Food was one of the things I most heard about when I told friends that I was moving to Lebanon. “Oh, the food!…” “Let me recommend a restaurant to you!…” “The food is amazing!….” Frankly, it got me pretty excited about Beirut. (Whoever says the way to a man’s heart is through his stomach obviously hasn’t met me yet.)

In fact, the very first evening we arrived, after twenty hours of travel, we got to the hotel around 9pm, and decided to step out for dinner: mezze along the sea.

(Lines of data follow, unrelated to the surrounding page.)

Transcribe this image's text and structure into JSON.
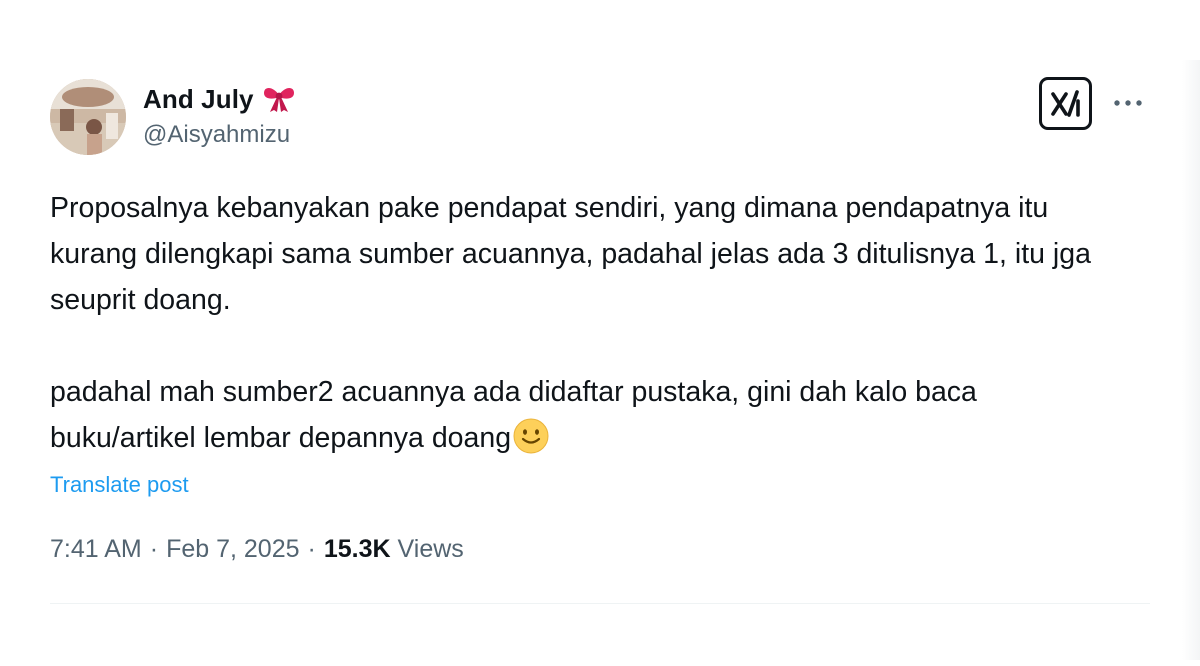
{
  "author": {
    "display_name": "And July",
    "handle": "@Aisyahmizu",
    "badge_icon": "ribbon-bow-icon"
  },
  "actions": {
    "grok_icon": "grok-icon",
    "more_icon": "more-dots-icon"
  },
  "tweet": {
    "paragraph_1": "Proposalnya kebanyakan pake pendapat sendiri, yang dimana pendapatnya itu kurang dilengkapi sama sumber acuannya, padahal jelas ada 3 ditulisnya 1, itu jga seuprit doang.",
    "paragraph_2": "padahal mah sumber2 acuannya ada didaftar pustaka, gini dah kalo baca buku/artikel lembar depannya doang",
    "trailing_emoji": "slightly-smiling-face-emoji"
  },
  "translate_label": "Translate post",
  "meta": {
    "time": "7:41 AM",
    "separator": "·",
    "date": "Feb 7, 2025",
    "views_count": "15.3K",
    "views_label": "Views"
  },
  "colors": {
    "text_primary": "#0f1419",
    "text_secondary": "#536471",
    "link": "#1d9bf0",
    "bow": "#e0245e"
  }
}
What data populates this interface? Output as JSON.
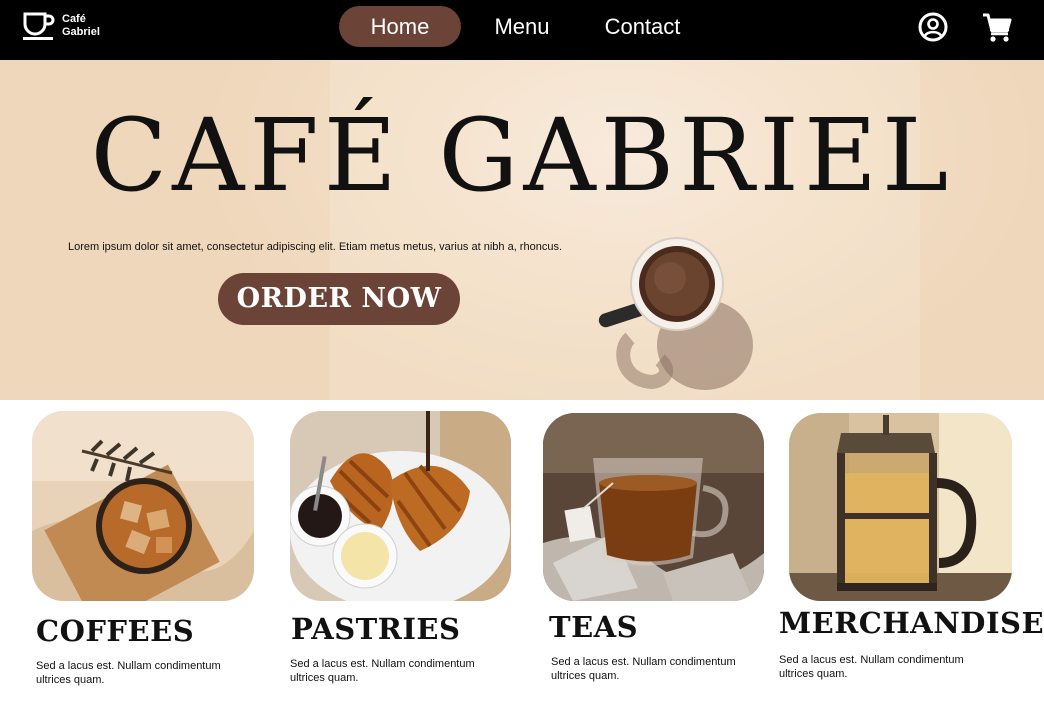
{
  "nav": {
    "brand": {
      "line1": "Café",
      "line2": "Gabriel",
      "icon": "coffee-cup-icon"
    },
    "links": [
      {
        "label": "Home",
        "active": true
      },
      {
        "label": "Menu",
        "active": false
      },
      {
        "label": "Contact",
        "active": false
      }
    ],
    "icons": [
      "account-circle-icon",
      "shopping-cart-icon"
    ]
  },
  "hero": {
    "title": "CAFÉ GABRIEL",
    "description": "Lorem ipsum dolor sit amet, consectetur adipiscing elit. Etiam metus metus, varius at nibh a, rhoncus.",
    "cta_label": "ORDER NOW"
  },
  "categories": [
    {
      "title": "COFFEES",
      "description": "Sed a lacus est. Nullam condimentum ultrices quam."
    },
    {
      "title": "PASTRIES",
      "description": "Sed a lacus est. Nullam condimentum ultrices quam."
    },
    {
      "title": "TEAS",
      "description": "Sed a lacus est. Nullam condimentum ultrices quam."
    },
    {
      "title": "MERCHANDISE",
      "description": "Sed a lacus est. Nullam condimentum ultrices quam."
    }
  ],
  "colors": {
    "nav_bg": "#000000",
    "accent_brown": "#6b4437",
    "hero_bg": "#f3dfc7"
  }
}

Clockwise from top right: sautéed dandelion greens, fried calamari (although you can hardly see it behind the bowl of aioli sauce in this picture), garlic octopus, grilled eggplant puree (similar to baba ghanoush, but with a distinct smoky flavor). Oh, and French fries for the kids – which I’ve since discovered are a staple on mezze menus (can we attribute this to Lebanon’s former colonization by the French?…). Fantastic.

Of course tabbouleh and hummus are on every mezze menu, and they are infinitely superior to the versions sold in tiny plastic tubs in U.S. supermarkets. Lebanese tabbouleh is made with the freshest parsley, local olive oil, a few tomatoes, and only a small sprinkling of bulgur.

This picture of Lebanese-style tabbouleh comes from the blog of Fair Trade Lebanon – and they have a recipe for it too. I was eating it happily with pita until my Arabic tutor came to find out. She was scandalized. Apparently here in Lebanon it’s eaten with lettuce or cabbage leaves. I tried it afterwards. It’s good that way too.

Hummus here is always exceptionally creamy, and comes in variations like spicy, or “Beiruti” – studded with pine nuts and chopped beef. There’s even a hummus rivalry between archenemies Lebanon and Israel, over whose is bigger. No, it’s nothing crass — it’s about the biggest plate of hummus. The world record is being fought over between the two countries, with Lebanon currently the title-holder, after doubling Israel’s previous record back in 2010, with a 10,452-kilo plate of hummus . (That’s nearly 23,000 pounds.) I just hope someone ate it and all that food didn’t go to waste. Maybe next time the competition shouldn’t be for the biggest, but for the best-tasting. I volunteer as judge!